On August 10, 2020, we started reporting on the malpractice lawsuit filed by David Saucedo against the El Paso Children’s Hospital for the death of his daughter. We then started reporting extensively on other malpractice lawsuits and issues faced by the children’s hospital.

As we started doing more extensive reporting on the children’s hospital, we noted a sharp drop in the number of our articles approved by Chucopedia, until none were being approved. Except for one or two articles by El Diario, KVIA and the El Paso Inc., the substantial reporting on El Paso Children’s Hospital has only being reported by us.

El Paso Matters has yet to report on the lawsuits and the controversies at the El Paso Children’s Hospital.

More important is the fact that El Paso Politics is the only news outlet in the city trying to force a determination on whether the El Paso Children’s Hospital is subject to open records requests.

As a publicly funded hospital who filed for bankruptcy in 2015 forcing the taxpayers to absorb its debt, the hospital is arguing that it is not subject to the Texas Public Information Act. It has recently ignored a request from the Texas Attorney General’s Office to explain its stance on open records.

Our publication is the only one challenging the children’s hospital into complying with the open records laws.

The question readers should be asking themselves is, is the lack of interest by the other news media to seek an answer to the question on whether the children’s hospital should be accountable to the taxpayers have to do with protecting the political powerbase of the city?

If the answer is yes, then it becomes apparent that it seems that the Fourth Estate of El Paso seeks only to keep the political status quo in the community. Understanding this it then becomes apparent why voting is lackluster at best and why the taxes are the second highest in the nation.

But how does it help Bob Moore to censor us on Chucopedia?

Readers now rely on Facebook for news and information. The social media channels expose the information that drives the community’s narrative. Using the El Paso Children’s Hospital as the example, members of the community are less likely to be aware of the issues faced by the children’s hospital when the information is not reported by other outlets and our reporting is censored.

Like us, El Paso Matters is using Chucopedia to reach a larger audience.

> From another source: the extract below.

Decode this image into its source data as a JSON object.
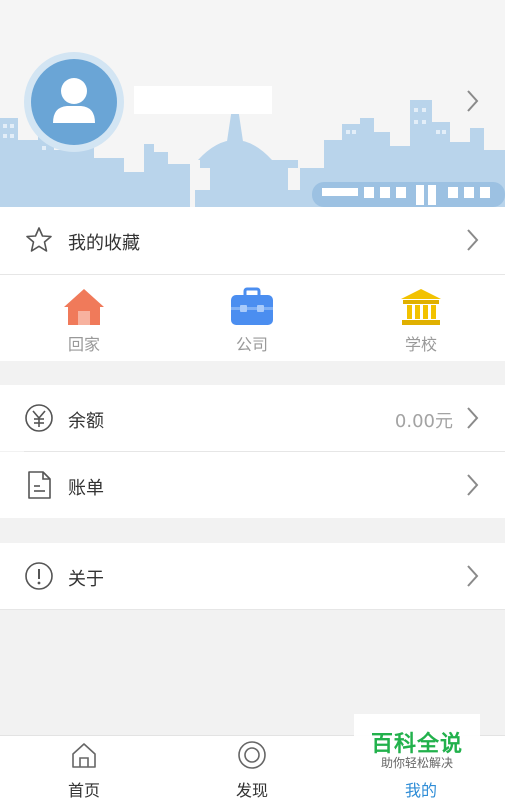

When the moderators of a social media channel like Chucopedia seem to collude with a rival publication like El Paso Matters by censoring us it leads us to believe that the censorship is more than a simple bias against us.

Chucopedia does not determine our success as a publication but our experiences of being censored demonstrates how censorship is used to stifle public dialog. Take Chucopedia and expand it to the lack of reporting by others on El Paso Children’s Hospital and how our reporting is stifled and it becomes apparent that certain news is unacceptable to the oligarchy of the community. Even Debbie Nathan was censored by Woody Hunt when her reporting threaten the oligarchy.


  1. “U.S. Cities With the Highest Property Taxes,” March 30, 2021, accessed on June 12, 2021 (https://learn.roofstock.com/blog/cities-with-highest-property-taxes).
  2. Robert Gray, “more than billboards: $326K to sell El Paso,” El Paso, Inc., April 28, 2013.
  3. Theresa Caballero v. Regent Broadcasting of El Paso et al., (327th District Court, 2003-1018) Deposition of Paul J. Strelzin, February 10, 2004.
  4. Max Grossman, email blast to news media, June 15, 2021.

Martin Paredes

Martín Paredes is a Mexican immigrant who built his business on the U.S.-Mexican border. As an immigrant, Martín brings the perspective of someone who sees México as a native through the experience...